“There’s going to be closer contact [with other people] at home than at school,” he said, adding that preschools and day care centers also can be more problematic than the average elementary school.
Whether the infestation originated at home or at school, Dr. Cohen said, worrisome parents should rely on the wisdom and judgment of school nurses and pediatricians who are well-acquainted with lice and how to deal with infestation. A simple call to the nurse or visit to the doctor’s office often can dispel misconceptions and put a mother’s mind at ease.
“People fail to recognize that there are no serious infections transmitted by head lice,” he said.
Another myth is that an infested child is dirty and parents need to keep closer tabs on their child’s hygiene. But cleanliness - or the lack thereof - does not correlate with lice cases, according to the CDC. Lice, scientists say, are more attracted to clean scalps.
Since they’re also spread from child to child, parents perhaps can find a silver lining in an infestation.
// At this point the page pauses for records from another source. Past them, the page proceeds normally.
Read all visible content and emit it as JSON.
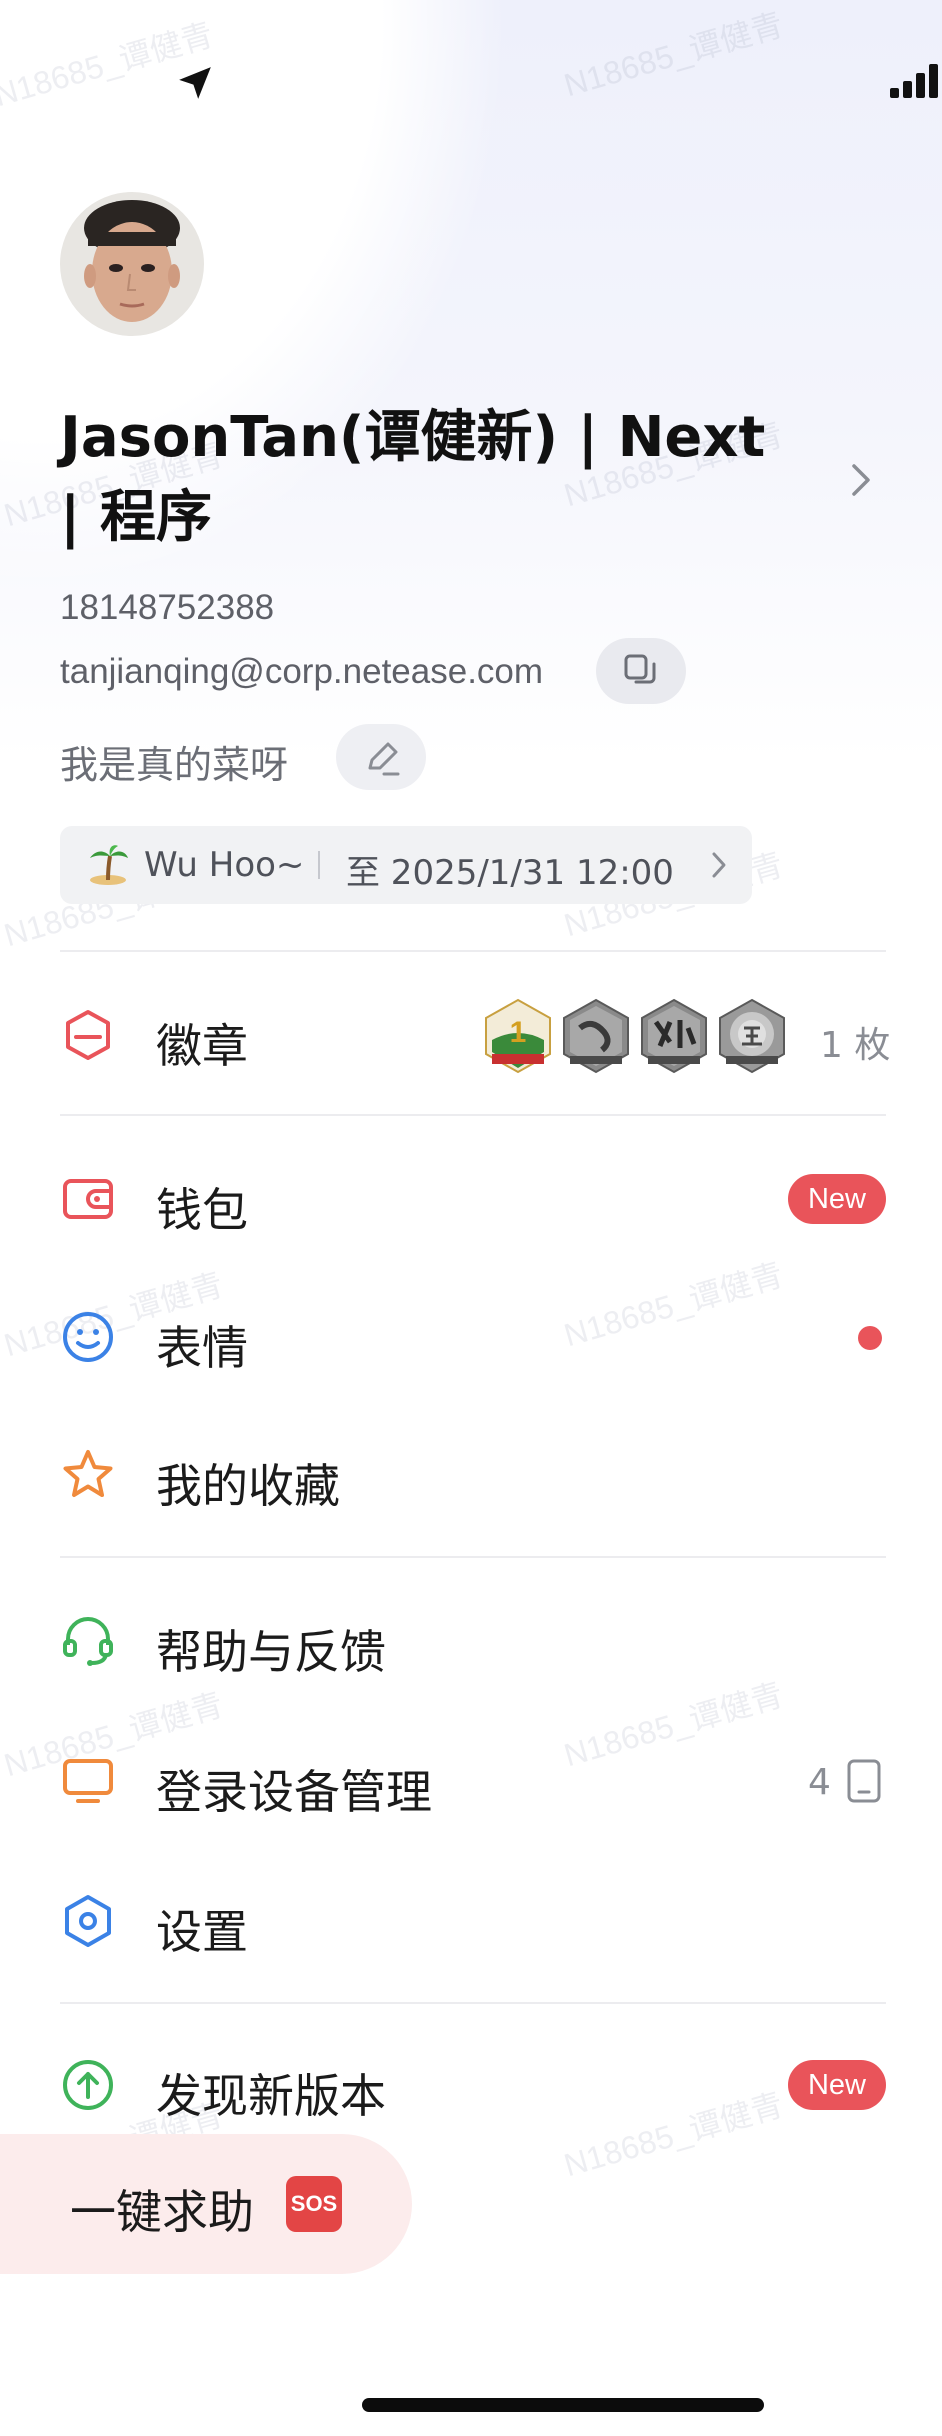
{
  "watermark": "N18685_谭健青",
  "profile": {
    "name": "JasonTan(谭健新) | Next | 程序",
    "phone": "18148752388",
    "email": "tanjianqing@corp.netease.com",
    "signature": "我是真的菜呀"
  },
  "status": {
    "text": "Wu Hoo~",
    "until": "至 2025/1/31 12:00"
  },
  "menu": {
    "badges": {
      "label": "徽章",
      "count": "1 枚",
      "icons": [
        "badge-1-icon",
        "badge-passion-icon",
        "badge-innovation-icon",
        "badge-integrity-icon"
      ]
    },
    "wallet": {
      "label": "钱包",
      "badge": "New"
    },
    "emoji": {
      "label": "表情"
    },
    "favorites": {
      "label": "我的收藏"
    },
    "help": {
      "label": "帮助与反馈"
    },
    "devices": {
      "label": "登录设备管理",
      "count": "4"
    },
    "settings": {
      "label": "设置"
    },
    "update": {
      "label": "发现新版本",
      "badge": "New"
    }
  },
  "sos": {
    "label": "一键求助",
    "tag": "SOS"
  },
  "colors": {
    "accent_red": "#e9545a",
    "wallet_red": "#e9545a",
    "emoji_blue": "#3b82e6",
    "star_orange": "#f08a3c",
    "help_green": "#3fb35a",
    "device_orange": "#f08a3c",
    "settings_blue": "#3b82e6",
    "update_green": "#3fb35a"
  }
}
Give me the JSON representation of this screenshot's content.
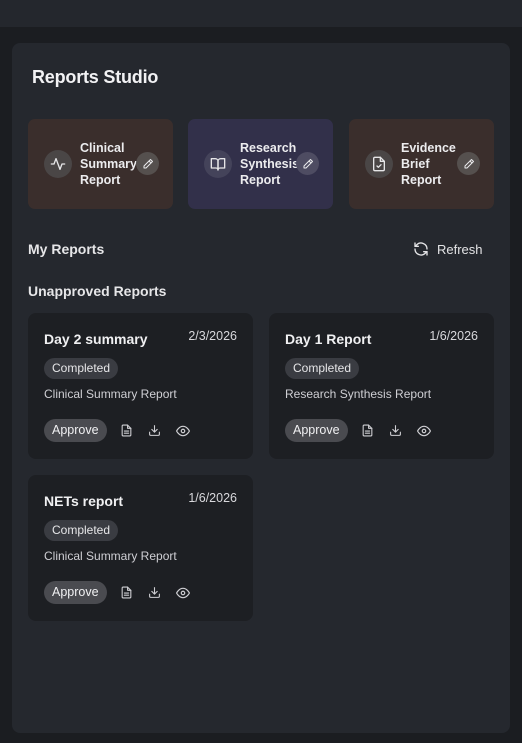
{
  "page": {
    "title": "Reports Studio"
  },
  "templates": [
    {
      "label": "Clinical Summary Report",
      "icon": "activity-icon",
      "color": "#3a2e2c"
    },
    {
      "label": "Research Synthesis Report",
      "icon": "book-open-icon",
      "color": "#32304a"
    },
    {
      "label": "Evidence Brief Report",
      "icon": "file-check-icon",
      "color": "#3a2e2c"
    }
  ],
  "my_reports": {
    "title": "My Reports",
    "refresh_label": "Refresh"
  },
  "unapproved": {
    "title": "Unapproved Reports",
    "reports": [
      {
        "title": "Day 2 summary",
        "date": "2/3/2026",
        "status": "Completed",
        "type": "Clinical Summary Report",
        "approve_label": "Approve"
      },
      {
        "title": "Day 1 Report",
        "date": "1/6/2026",
        "status": "Completed",
        "type": "Research Synthesis Report",
        "approve_label": "Approve"
      },
      {
        "title": "NETs report",
        "date": "1/6/2026",
        "status": "Completed",
        "type": "Clinical Summary Report",
        "approve_label": "Approve"
      }
    ]
  }
}
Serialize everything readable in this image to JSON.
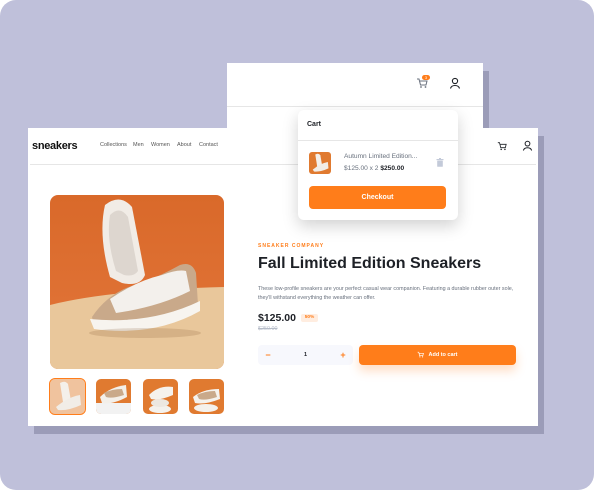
{
  "brand": {
    "logo": "sneakers",
    "accent": "#ff7d1a"
  },
  "nav": {
    "items": [
      "Collections",
      "Men",
      "Women",
      "About",
      "Contact"
    ]
  },
  "header": {
    "cart_badge": "3"
  },
  "product": {
    "company": "SNEAKER COMPANY",
    "title": "Fall Limited Edition Sneakers",
    "description": "These low-profile sneakers are your perfect casual wear companion. Featuring a durable rubber outer sole, they'll withstand everything the weather can offer.",
    "price": "$125.00",
    "discount": "50%",
    "original_price": "$250.00",
    "quantity": "1",
    "add_to_cart_label": "Add to cart"
  },
  "cart": {
    "heading": "Cart",
    "item_name": "Autumn Limited Edition...",
    "item_calc": "$125.00 x 2",
    "item_total": "$250.00",
    "checkout_label": "Checkout"
  },
  "icons": {
    "cart": "cart-icon",
    "user": "user-icon",
    "minus": "minus-icon",
    "plus": "plus-icon",
    "delete": "trash-icon"
  }
}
“It’s just a sign that your kids are clean and they have friends,” Ms. Wallin said.